*Instructions for the task*:
If a line in the entries below contains "icon", copy it.

Data about app and page elements:
|---|

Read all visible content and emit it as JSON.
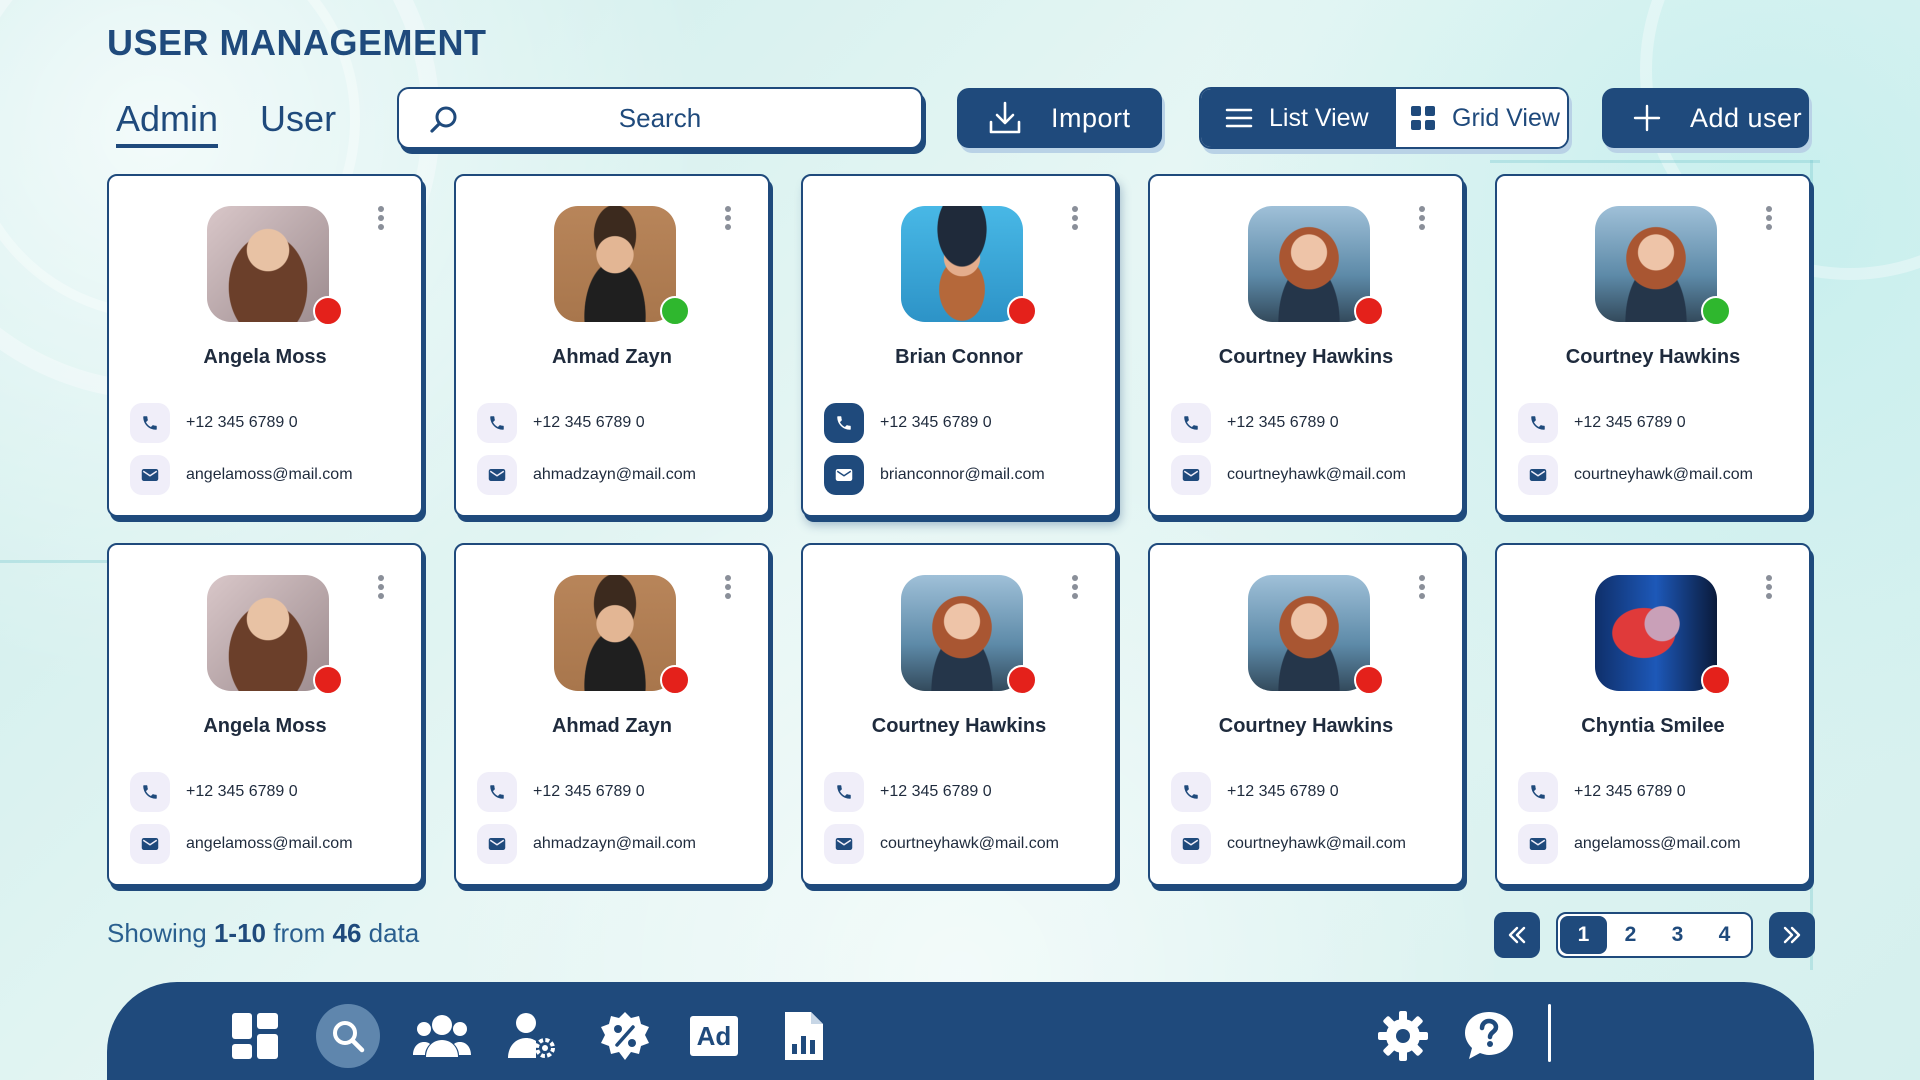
{
  "header": {
    "title": "USER MANAGEMENT",
    "tabs": [
      {
        "label": "Admin",
        "active": true
      },
      {
        "label": "User",
        "active": false
      }
    ]
  },
  "toolbar": {
    "search_placeholder": "Search",
    "import_label": "Import",
    "list_view_label": "List View",
    "grid_view_label": "Grid View",
    "add_user_label": "Add user"
  },
  "colors": {
    "primary": "#1f4a7c",
    "status_online": "#2fb72e",
    "status_offline": "#e4211b"
  },
  "users": [
    {
      "name": "Angela Moss",
      "phone": "+12 345 6789 0",
      "email": "angelamoss@mail.com",
      "status": "offline"
    },
    {
      "name": "Ahmad Zayn",
      "phone": "+12 345 6789 0",
      "email": "ahmadzayn@mail.com",
      "status": "online"
    },
    {
      "name": "Brian Connor",
      "phone": "+12 345 6789 0",
      "email": "brianconnor@mail.com",
      "status": "offline"
    },
    {
      "name": "Courtney Hawkins",
      "phone": "+12 345 6789 0",
      "email": "courtneyhawk@mail.com",
      "status": "offline"
    },
    {
      "name": "Courtney Hawkins",
      "phone": "+12 345 6789 0",
      "email": "courtneyhawk@mail.com",
      "status": "online"
    },
    {
      "name": "Angela Moss",
      "phone": "+12 345 6789 0",
      "email": "angelamoss@mail.com",
      "status": "offline"
    },
    {
      "name": "Ahmad Zayn",
      "phone": "+12 345 6789 0",
      "email": "ahmadzayn@mail.com",
      "status": "offline"
    },
    {
      "name": "Courtney Hawkins",
      "phone": "+12 345 6789 0",
      "email": "courtneyhawk@mail.com",
      "status": "offline"
    },
    {
      "name": "Courtney Hawkins",
      "phone": "+12 345 6789 0",
      "email": "courtneyhawk@mail.com",
      "status": "offline"
    },
    {
      "name": "Chyntia Smilee",
      "phone": "+12 345 6789 0",
      "email": "angelamoss@mail.com",
      "status": "offline"
    }
  ],
  "footer": {
    "showing_prefix": "Showing",
    "showing_range": "1-10",
    "showing_middle": "from",
    "showing_total": "46",
    "showing_suffix": "data"
  },
  "pagination": {
    "first_icon": "double-chevron-left-icon",
    "last_icon": "double-chevron-right-icon",
    "pages": [
      "1",
      "2",
      "3",
      "4"
    ],
    "current": "1"
  },
  "dock": {
    "items": [
      {
        "icon": "dashboard-icon"
      },
      {
        "icon": "search-icon",
        "active": true
      },
      {
        "icon": "users-icon"
      },
      {
        "icon": "user-settings-icon"
      },
      {
        "icon": "discount-icon"
      },
      {
        "icon": "ad-icon",
        "label": "Ad"
      },
      {
        "icon": "report-icon"
      },
      {
        "icon": "settings-gear-icon"
      },
      {
        "icon": "help-icon"
      }
    ]
  }
}
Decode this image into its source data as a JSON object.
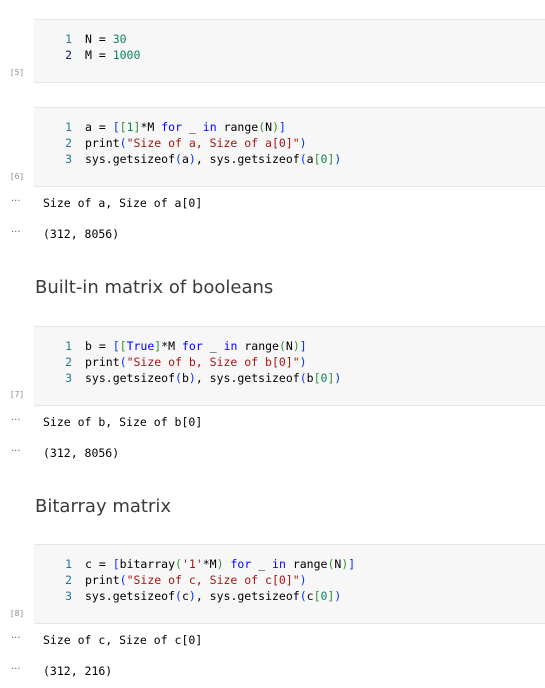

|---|

*The answer*:
    "first_icon": "double-chevron-left-icon",
    "last_icon": "double-chevron-right-icon",
        "icon": "dashboard-icon"
        "icon": "search-icon",
        "icon": "users-icon"
        "icon": "user-settings-icon"
        "icon": "discount-icon"
        "icon": "ad-icon",
        "icon": "report-icon"
        "icon": "settings-gear-icon"
        "icon": "help-icon"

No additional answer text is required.